It's not a good novel, nor is it the worst. It has a lot to be desired & even though it is the first in a series, its main flaw is failing to make the reader want to continue--to take the journey through so many other books to reach a conclusion. Even by writing that last sentence within this review makes me realize how mediocre this book is. I'd continue with a synopsis but the one Goodreads provides is good enough as an overview. I don't see much point in expounding upon it.
I will say this: There are a lot of blatant Mormon undertones (Card is from Utah &, if I remember correctly, an excommunicated Mormon) & the reverse polygamy within the novel is not at all shocking--Women on the planet Harmony can chose more than one male to mate with & it's encouraged--hell, it's contracted! It provides an interesting look at family values within the planet's society & is played out within the main character's family through the interaction between the siblings. Also, the idea that the satellite orbiting the planet, Oversoul, has the ability to block certain ideas that may form within the populations' minds, resulting in no technological advances & weapons, shows how freewill is stunted & human growth with it. Could this be a statement by Card on how religion does the same--by placing blind faith within a god can lead to the hijacking of one's liberties, whether it be vocal or thought? Or is he merely rewriting The Book of Mormon? To emphasize my point: The realization by certain people on the planet Harmony that Earth is something to be sought out again makes me think of the Mormons pilgrimage to their land of Zion. Plus, the Index of the Oversoul is plainly a metaphor for The Book of Mormon & the main character whom the Oversoul mentally communicates with is clearly the society's John Smith.

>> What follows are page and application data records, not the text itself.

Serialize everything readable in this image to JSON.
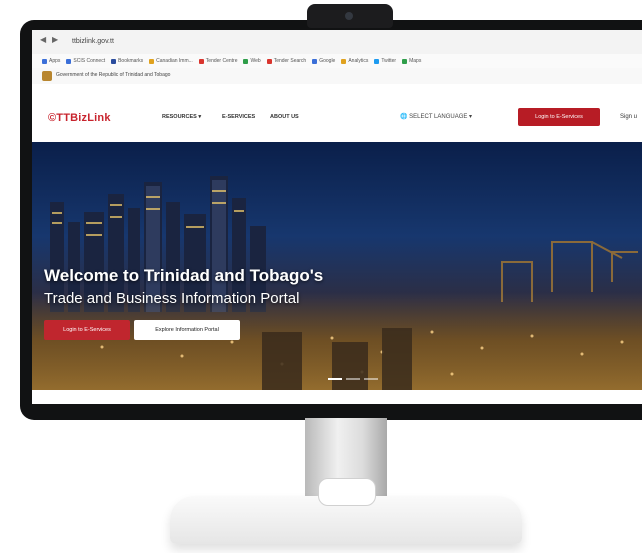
{
  "browser": {
    "url": "ttbizlink.gov.tt",
    "back_glyph": "◀",
    "forward_glyph": "▶",
    "bookmarks": [
      {
        "label": "Apps",
        "color": "#3b6fd8"
      },
      {
        "label": "SCIS Connect",
        "color": "#3b6fd8"
      },
      {
        "label": "Bookmarks",
        "color": "#2b4d9e"
      },
      {
        "label": "Canadian Imm...",
        "color": "#e0a21f"
      },
      {
        "label": "Tender Centre",
        "color": "#d9352e"
      },
      {
        "label": "Web",
        "color": "#2f9e4a"
      },
      {
        "label": "Tender Search",
        "color": "#d9352e"
      },
      {
        "label": "Google",
        "color": "#3b6fd8"
      },
      {
        "label": "Analytics",
        "color": "#e0a21f"
      },
      {
        "label": "Twitter",
        "color": "#1d9bf0"
      },
      {
        "label": "Maps",
        "color": "#2f9e4a"
      }
    ]
  },
  "gov_banner": {
    "text": "Government of the Republic of Trinidad and Tobago",
    "icon": "coat-of-arms-icon"
  },
  "header": {
    "logo": "©TTBizLink",
    "nav": [
      "RESOURCES ▾",
      "E-SERVICES",
      "ABOUT US"
    ],
    "language": "🌐 SELECT LANGUAGE ▾",
    "login": "Login to E-Services",
    "signup": "Sign u"
  },
  "hero": {
    "title": "Welcome to Trinidad and Tobago's",
    "subtitle": "Trade and Business Information Portal",
    "primary_button": "Login to E-Services",
    "secondary_button": "Explore Information Portal"
  },
  "colors": {
    "brand_red": "#c8242e",
    "bezel": "#111213",
    "hero_sky": "#17376e"
  }
}
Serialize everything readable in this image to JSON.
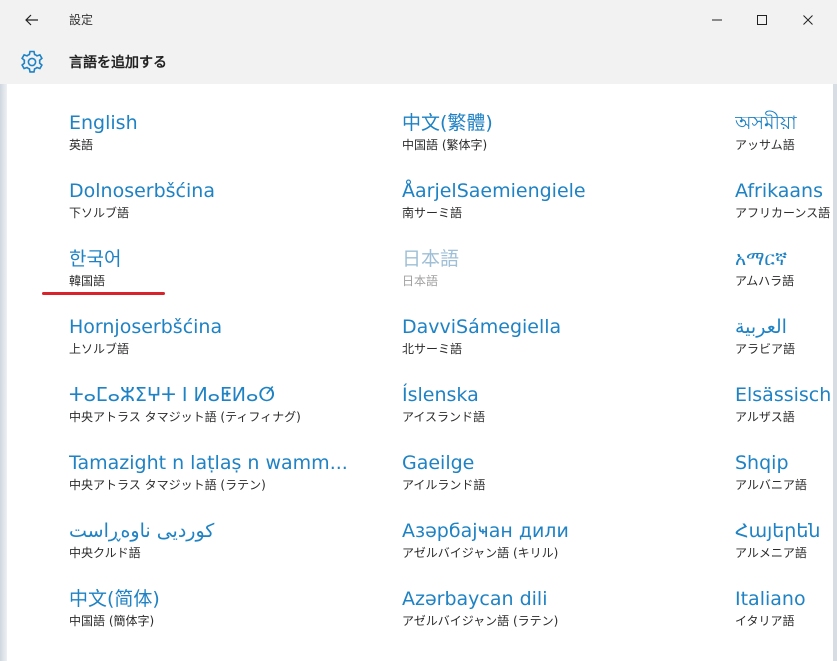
{
  "titlebar": {
    "title": "設定"
  },
  "header": {
    "page_title": "言語を追加する"
  },
  "languages": [
    {
      "native": "English",
      "sub": "英語"
    },
    {
      "native": "Dolnoserbšćina",
      "sub": "下ソルブ語"
    },
    {
      "native": "한국어",
      "sub": "韓国語"
    },
    {
      "native": "Hornjoserbšćina",
      "sub": "上ソルブ語"
    },
    {
      "native": "ⵜⴰⵎⴰⵣⵉⵖⵜ ⵏ ⵍⴰⵟⵍⴰⵚ",
      "sub": "中央アトラス タマジット語 (ティフィナグ)"
    },
    {
      "native": "Tamazight n laṭlaṣ n wamm...",
      "sub": "中央アトラス タマジット語 (ラテン)"
    },
    {
      "native": "کوردیی ناوەڕاست",
      "sub": "中央クルド語"
    },
    {
      "native": "中文(简体)",
      "sub": "中国語 (簡体字)"
    },
    {
      "native": "中文(繁體)",
      "sub": "中国語 (繁体字)"
    },
    {
      "native": "ÅarjelSaemiengiele",
      "sub": "南サーミ語"
    },
    {
      "native": "日本語",
      "sub": "日本語",
      "disabled": true
    },
    {
      "native": "DavviSámegiella",
      "sub": "北サーミ語"
    },
    {
      "native": "Íslenska",
      "sub": "アイスランド語"
    },
    {
      "native": "Gaeilge",
      "sub": "アイルランド語"
    },
    {
      "native": "Азәрбајҹан дили",
      "sub": "アゼルバイジャン語 (キリル)"
    },
    {
      "native": "Azərbaycan dili",
      "sub": "アゼルバイジャン語 (ラテン)"
    },
    {
      "native": "অসমীয়া",
      "sub": "アッサム語"
    },
    {
      "native": "Afrikaans",
      "sub": "アフリカーンス語"
    },
    {
      "native": "አማርኛ",
      "sub": "アムハラ語"
    },
    {
      "native": "العربية",
      "sub": "アラビア語"
    },
    {
      "native": "Elsässisch",
      "sub": "アルザス語"
    },
    {
      "native": "Shqip",
      "sub": "アルバニア語"
    },
    {
      "native": "Հայերեն",
      "sub": "アルメニア語"
    },
    {
      "native": "Italiano",
      "sub": "イタリア語"
    }
  ]
}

All these concepts are interesting but are played out within what I believe to be a very weak novel masked in science fiction. They need a stronger structure & a better cast of characters who are far more interesting than the ones presented in THE MEMORY OF EARTH. I wanted to like this novel--I really did--but I think it reveals more of a sermon by Card than an sci-fi epic. I believe he intended to make a great series but there's a reason why certain stories should remain at the bottom of a desk drawer--a reason why they were put there in the first place. It's exactly like what I've said about people who pull "lost" recordings of John Lennon out of the vaults: There's a reason why they're still in the vaults & why they're "lost".
So after reading this one, why do I have two other titles in the series on my list? They're there because I borrowed the audio books from the library when I was driving on a long trip & I wanted to see if the story got any better. It didn't. ...more